I think the one thing that really bothered me about this novel is that it was too easy for Josh to guess what Lucy is thinking and doing. He’s supposed to be this really observant guy who can recall facts and history from all over time. However, he’s able to tell from one glance her emotions? I don’t know about that and that’s with sitting right across from her for the duration of their working relationship.

Also, I wasn’t a fan of the man-gawking. I can understand if the character is buff and brawny and can tear a phonebook in half, but I really wish Lucy tried a little bit harder to get to know him than to objectify him. Wait, can you objectify men?

But other than that, I thought this book was great! It was a lovely little novel and if Sally Thorne decided to write anything else, I’ll probably read it.


The new trailer for A Wrinkle in Time is out and words can’t express my emotional state

You guys.

You ladies.

You all.

I have so many feelings about the teaser trailer for the new A Wrinkle in Time. Scratch that, I have so many GREAT feelings about the teaser trailer for the new A Wrinkle in Time. Because I’m not a book tuber, I have to resort to gifs to express my emotions.


Let me back up a minute.

Over the weekend, D23 (Disney’s big convention) released the new teaser trailer for the upcoming move adaption of A Wrinkle in Time. Here’s the trailer:

If you haven’t read the book before and you don’t know what this is, let an old-timer show you a little something from her childhood.

The Plot

It was a dark and stormy night; Meg Murry, her small brother Charles Wallace, and her mother had come down to the kitchen for a midnight snack when they were upset by the arrival of a most disturbing stranger.

“Wild nights are my glory,” the unearthly stranger told them. “I just got caught in a downdraft and blown off course. Let me be on my way. Speaking of way, by the way, there is such a thing as a tesseract”.

Meg’s father had been experimenting with this fifth dimension of time travel when he mysteriously disappeared. Now the time has come for Meg, her friend Calvin, and Charles Wallace to rescue him. But can they outwit the forces of evil they will encounter on their heart-stopping journey through space?

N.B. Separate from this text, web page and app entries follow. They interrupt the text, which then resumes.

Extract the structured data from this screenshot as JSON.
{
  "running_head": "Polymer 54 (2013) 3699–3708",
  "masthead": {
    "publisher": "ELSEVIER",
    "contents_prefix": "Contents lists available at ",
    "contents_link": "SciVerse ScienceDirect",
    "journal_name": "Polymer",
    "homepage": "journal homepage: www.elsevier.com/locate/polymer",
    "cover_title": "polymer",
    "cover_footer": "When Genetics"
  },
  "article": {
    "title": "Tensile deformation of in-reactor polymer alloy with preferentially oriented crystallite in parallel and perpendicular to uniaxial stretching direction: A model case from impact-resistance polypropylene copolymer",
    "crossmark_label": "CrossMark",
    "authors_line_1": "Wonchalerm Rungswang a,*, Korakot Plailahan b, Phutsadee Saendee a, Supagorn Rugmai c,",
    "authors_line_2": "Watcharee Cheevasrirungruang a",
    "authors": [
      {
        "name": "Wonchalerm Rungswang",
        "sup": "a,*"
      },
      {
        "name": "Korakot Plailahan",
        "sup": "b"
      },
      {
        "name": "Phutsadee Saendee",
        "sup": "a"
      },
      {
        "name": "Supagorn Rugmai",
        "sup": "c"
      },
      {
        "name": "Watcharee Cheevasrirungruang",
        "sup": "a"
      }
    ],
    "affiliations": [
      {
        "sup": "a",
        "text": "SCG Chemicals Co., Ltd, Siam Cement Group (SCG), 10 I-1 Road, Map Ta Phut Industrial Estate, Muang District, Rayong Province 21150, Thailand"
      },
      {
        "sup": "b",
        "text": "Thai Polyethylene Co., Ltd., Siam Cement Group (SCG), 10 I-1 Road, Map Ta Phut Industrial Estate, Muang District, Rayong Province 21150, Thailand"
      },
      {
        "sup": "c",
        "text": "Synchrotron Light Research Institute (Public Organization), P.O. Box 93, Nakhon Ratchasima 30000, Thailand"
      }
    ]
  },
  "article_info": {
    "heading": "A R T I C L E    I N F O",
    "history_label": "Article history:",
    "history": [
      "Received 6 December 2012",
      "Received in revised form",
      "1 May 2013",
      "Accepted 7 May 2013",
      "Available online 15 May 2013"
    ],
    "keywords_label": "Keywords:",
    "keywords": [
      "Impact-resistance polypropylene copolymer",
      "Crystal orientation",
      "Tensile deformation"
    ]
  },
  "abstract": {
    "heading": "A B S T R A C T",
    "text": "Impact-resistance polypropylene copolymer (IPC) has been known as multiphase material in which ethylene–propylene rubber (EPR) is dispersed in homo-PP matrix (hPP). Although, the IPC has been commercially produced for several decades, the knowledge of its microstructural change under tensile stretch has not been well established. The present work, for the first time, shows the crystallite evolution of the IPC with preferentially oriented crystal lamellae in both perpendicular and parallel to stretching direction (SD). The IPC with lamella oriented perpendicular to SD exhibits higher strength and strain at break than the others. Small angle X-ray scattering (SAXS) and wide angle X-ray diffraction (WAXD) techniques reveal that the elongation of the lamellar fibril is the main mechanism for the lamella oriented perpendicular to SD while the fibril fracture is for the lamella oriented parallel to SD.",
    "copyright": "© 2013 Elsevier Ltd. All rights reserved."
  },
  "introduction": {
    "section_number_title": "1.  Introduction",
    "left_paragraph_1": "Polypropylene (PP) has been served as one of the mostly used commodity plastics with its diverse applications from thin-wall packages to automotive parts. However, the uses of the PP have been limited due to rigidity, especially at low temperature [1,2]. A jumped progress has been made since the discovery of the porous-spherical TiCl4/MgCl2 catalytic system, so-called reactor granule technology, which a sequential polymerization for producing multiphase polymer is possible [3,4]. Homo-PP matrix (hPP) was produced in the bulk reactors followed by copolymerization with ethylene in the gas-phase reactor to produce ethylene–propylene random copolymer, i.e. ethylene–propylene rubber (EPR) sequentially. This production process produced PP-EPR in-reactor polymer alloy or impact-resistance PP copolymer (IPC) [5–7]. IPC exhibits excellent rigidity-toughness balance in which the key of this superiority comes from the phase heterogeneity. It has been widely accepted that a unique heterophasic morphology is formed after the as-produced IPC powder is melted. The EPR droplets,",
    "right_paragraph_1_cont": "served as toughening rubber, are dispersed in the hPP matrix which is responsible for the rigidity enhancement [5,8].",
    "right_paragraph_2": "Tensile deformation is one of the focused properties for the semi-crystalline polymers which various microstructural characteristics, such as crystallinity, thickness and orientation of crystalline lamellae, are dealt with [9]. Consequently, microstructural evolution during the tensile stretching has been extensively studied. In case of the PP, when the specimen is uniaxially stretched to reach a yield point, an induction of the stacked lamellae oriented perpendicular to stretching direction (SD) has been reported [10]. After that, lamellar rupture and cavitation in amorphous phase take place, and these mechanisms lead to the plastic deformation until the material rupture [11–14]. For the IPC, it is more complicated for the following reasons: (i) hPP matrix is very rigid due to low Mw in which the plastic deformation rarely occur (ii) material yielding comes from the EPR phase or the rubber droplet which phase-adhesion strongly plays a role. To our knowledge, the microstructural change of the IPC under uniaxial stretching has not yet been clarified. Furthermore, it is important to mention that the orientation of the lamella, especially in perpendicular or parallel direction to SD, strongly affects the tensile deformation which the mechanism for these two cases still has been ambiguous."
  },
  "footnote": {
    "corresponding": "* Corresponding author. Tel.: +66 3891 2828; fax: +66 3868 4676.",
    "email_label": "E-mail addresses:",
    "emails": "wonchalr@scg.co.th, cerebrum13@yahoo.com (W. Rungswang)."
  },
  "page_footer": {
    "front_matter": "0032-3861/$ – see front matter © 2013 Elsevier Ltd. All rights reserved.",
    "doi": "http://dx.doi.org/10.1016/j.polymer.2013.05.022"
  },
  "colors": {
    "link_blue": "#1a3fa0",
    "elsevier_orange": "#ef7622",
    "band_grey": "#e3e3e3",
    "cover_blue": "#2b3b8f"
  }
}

When I was a kid, this was our YA. We had stories written by incredible people about worlds outside of the ones we knew and people we may never meet. I remember the moment I decided to start wearing sneakers all the time just in case someone were to whisk me away on a magical horse.

The movie’s got OPRAH, Mindy Kaling, and Reese Witherspoon; three incredible actresses who have expressed on social media their love for books. They play the three beings who whisk Meg, Charles, and Calvin to find Meg and Charles’ father. They even explain how they are able to travel through time. These roles are super big and I’m so excited to see some literary lovers playing them.

If you want to know how they love books, well, Oprah has her famous book club, Mindy Kaling will always talk about her favorite Pride and Prejudice, and Reese Witherspoon was so inspired by Big Little Lies that she made sure SOMEONE made it into a show. AND IT WAS SO FREAKING GOOD.

After seeing this trailer, I knew this was going to be my next read. And it is! I can’t wait to write more about my thoughts on the book now that I’m an adult. For now, I leave you with this: